I said, “There must be something about him. When you were . . . with him, did you notice any tattoos? Moles? Scars?”
“I told you I don’t remember being with him. And . . . and okay, there was something about him. His eyes. They were very green. Bright green. I thought they were contacts.”
“All right.” I pulled out a small notebook and a pen from the inside pocket of my leather jacket and jotted down eyes – bright green, contacts? I tapped the pen on the page as I said, “Mister Average Guy sat next to you. What happened next? He give a name? Hopefully a Social Security number?”
He did give a name. Curt Connors. No SSN, though. They talked. Nothing specific. Nothing that stuck out. He bought a beer, a Shiner Bock. She bought another pina colada . More talking. Then, something happened. She blushed when she told me.
“I wanted him. I can’t explain it. I’ve never felt that way before. I just had to have him, right then. I might have taken him right there in the bar, if we’d been alone.”
I smiled as I said, “And you’re sure he didn’t slip anything into your drink? Spanish Fly, maybe?”
She pushed her plate, littered with breadstick remains, away from her. “I’m sure. He knew it, I think. How I was feeling. He took my hand, he said he had a room, and that’s it. I remember riding the elevator. We got off on the fifth floor. And that’s all I remember.”
“Until the next morning.”
“Until the next morning. When I woke up, alone. There was nothing in the room, no suitcase, no shaving kit.”
“Okay.” I scribbled down some of what she’d said, what I thought might be important. I asked about the bartender in Music Macaw’s. She gave me a decent enough description.
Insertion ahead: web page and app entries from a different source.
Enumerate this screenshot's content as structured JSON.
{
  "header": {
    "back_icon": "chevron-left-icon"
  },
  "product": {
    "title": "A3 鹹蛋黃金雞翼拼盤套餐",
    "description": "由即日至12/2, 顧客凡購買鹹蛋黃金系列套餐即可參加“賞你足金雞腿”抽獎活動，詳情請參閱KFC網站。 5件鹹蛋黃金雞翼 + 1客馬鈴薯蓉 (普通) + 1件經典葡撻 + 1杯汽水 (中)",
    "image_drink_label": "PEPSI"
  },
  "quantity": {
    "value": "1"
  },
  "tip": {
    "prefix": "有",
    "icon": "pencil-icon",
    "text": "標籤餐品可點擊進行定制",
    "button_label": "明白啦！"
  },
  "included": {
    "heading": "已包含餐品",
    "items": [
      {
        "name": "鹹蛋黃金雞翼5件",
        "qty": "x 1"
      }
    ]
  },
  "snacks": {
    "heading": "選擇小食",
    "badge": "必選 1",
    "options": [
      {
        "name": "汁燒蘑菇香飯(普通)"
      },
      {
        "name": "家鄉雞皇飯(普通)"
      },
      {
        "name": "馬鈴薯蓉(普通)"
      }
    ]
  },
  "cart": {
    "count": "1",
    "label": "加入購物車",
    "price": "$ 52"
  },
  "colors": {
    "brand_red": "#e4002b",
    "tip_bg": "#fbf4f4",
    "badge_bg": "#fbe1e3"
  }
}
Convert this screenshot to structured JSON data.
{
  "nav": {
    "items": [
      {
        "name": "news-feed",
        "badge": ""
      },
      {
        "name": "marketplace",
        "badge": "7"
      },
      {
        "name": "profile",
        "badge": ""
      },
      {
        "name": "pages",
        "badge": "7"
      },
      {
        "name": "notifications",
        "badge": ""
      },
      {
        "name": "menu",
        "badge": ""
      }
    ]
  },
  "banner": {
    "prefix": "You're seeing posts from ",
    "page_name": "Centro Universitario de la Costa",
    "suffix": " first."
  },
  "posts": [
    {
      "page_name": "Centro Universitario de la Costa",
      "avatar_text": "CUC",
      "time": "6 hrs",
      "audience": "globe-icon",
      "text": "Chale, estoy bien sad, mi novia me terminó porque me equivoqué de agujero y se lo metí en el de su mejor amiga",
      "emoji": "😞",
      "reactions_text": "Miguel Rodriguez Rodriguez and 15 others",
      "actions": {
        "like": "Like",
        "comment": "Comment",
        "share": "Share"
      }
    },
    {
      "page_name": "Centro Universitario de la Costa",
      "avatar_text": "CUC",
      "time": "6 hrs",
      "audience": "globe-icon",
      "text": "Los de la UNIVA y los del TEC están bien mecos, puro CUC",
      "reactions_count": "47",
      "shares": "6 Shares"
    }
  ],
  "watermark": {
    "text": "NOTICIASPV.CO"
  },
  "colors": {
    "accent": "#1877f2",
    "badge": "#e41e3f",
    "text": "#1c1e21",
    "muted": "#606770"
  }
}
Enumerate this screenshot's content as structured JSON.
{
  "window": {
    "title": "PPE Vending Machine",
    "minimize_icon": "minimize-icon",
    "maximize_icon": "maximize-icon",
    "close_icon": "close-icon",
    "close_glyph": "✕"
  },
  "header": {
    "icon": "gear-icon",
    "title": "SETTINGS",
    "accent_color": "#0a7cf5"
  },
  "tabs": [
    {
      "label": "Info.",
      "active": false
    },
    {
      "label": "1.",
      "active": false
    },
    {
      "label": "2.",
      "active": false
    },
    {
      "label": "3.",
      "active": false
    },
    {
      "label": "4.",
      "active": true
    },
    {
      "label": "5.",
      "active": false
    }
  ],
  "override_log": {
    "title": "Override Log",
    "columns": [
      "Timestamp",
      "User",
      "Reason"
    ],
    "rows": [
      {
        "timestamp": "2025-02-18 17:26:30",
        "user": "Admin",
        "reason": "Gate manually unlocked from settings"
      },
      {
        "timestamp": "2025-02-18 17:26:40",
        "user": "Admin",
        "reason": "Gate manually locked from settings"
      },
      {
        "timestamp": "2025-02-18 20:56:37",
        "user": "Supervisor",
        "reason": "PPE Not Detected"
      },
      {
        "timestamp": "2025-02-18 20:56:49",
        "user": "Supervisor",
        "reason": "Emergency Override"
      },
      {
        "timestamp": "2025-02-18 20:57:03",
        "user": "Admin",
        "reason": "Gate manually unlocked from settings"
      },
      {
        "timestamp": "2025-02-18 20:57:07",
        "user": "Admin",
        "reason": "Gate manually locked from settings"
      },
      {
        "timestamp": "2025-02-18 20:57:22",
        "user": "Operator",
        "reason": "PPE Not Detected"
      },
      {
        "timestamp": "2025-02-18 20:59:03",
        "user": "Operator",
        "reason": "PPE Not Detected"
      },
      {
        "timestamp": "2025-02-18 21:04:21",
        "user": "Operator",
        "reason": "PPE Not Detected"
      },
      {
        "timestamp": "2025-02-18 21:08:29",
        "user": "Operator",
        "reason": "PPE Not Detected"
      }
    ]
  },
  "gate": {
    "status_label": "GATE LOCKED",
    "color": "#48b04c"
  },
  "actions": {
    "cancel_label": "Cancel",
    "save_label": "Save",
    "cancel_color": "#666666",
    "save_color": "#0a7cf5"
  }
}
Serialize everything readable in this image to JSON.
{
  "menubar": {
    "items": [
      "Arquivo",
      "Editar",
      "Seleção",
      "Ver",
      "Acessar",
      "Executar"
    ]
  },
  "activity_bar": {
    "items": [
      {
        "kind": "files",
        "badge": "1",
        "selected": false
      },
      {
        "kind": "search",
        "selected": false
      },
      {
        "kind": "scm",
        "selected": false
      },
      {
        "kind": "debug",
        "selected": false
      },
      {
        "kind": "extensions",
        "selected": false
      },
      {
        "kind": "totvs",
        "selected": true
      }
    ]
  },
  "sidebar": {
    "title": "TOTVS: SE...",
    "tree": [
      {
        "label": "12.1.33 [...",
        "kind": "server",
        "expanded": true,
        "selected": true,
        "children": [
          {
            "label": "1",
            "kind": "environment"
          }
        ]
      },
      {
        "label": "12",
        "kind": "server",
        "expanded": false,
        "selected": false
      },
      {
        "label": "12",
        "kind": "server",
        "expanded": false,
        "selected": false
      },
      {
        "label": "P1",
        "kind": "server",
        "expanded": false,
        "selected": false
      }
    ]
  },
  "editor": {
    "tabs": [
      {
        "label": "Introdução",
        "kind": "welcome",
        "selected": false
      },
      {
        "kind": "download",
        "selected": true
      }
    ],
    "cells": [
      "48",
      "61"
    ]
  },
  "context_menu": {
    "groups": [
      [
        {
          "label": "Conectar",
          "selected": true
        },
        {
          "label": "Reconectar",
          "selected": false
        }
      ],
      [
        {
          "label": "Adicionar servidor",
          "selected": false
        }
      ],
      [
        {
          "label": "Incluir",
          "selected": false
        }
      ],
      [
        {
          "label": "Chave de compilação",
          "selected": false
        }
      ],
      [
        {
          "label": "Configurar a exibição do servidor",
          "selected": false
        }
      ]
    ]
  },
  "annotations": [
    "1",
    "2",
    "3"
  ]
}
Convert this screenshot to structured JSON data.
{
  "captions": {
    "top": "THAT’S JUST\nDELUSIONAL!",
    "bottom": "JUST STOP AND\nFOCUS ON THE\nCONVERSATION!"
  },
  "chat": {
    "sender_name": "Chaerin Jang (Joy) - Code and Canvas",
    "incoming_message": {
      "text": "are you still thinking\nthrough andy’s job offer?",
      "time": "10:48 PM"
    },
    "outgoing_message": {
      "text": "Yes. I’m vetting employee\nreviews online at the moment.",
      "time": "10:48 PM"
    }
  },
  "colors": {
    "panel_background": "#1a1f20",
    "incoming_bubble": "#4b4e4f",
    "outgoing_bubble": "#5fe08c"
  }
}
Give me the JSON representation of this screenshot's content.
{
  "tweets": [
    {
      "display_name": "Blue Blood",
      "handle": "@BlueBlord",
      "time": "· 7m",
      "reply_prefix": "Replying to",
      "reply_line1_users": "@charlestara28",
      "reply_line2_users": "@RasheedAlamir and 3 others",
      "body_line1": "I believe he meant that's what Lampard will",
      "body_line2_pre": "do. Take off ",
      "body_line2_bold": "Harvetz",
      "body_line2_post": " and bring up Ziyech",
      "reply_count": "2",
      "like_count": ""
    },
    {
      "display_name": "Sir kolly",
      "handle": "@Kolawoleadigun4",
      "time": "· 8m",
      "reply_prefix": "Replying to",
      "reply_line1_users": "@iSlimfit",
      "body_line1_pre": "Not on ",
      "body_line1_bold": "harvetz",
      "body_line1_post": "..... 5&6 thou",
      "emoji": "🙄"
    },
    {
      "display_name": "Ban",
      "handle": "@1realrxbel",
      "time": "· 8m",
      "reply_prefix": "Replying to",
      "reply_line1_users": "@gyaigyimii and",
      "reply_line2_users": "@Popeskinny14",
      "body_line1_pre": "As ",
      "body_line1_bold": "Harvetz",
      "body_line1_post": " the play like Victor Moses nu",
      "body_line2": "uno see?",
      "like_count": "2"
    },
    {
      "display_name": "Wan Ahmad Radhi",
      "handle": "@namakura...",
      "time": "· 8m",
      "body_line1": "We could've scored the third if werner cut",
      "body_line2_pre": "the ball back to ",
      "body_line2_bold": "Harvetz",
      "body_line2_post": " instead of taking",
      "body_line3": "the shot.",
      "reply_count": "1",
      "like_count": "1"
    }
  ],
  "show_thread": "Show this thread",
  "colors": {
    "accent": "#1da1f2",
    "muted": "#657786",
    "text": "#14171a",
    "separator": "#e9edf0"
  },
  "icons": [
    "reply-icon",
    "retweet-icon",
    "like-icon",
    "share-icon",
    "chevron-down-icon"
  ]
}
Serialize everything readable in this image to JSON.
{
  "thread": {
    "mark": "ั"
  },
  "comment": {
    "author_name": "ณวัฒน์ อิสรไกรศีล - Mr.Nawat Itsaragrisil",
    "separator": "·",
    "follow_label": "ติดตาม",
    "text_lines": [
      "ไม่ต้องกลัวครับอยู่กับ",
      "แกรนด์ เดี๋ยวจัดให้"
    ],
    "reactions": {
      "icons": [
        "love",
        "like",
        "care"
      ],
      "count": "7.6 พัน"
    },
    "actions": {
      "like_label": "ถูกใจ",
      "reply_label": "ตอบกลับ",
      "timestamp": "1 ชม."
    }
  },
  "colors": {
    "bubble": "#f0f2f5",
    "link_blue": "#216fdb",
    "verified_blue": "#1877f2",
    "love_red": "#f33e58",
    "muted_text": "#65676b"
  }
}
We parted ways a few minutes later, and once I was outside the restaurant, I phoned the man who’d given her my number and gave him hell.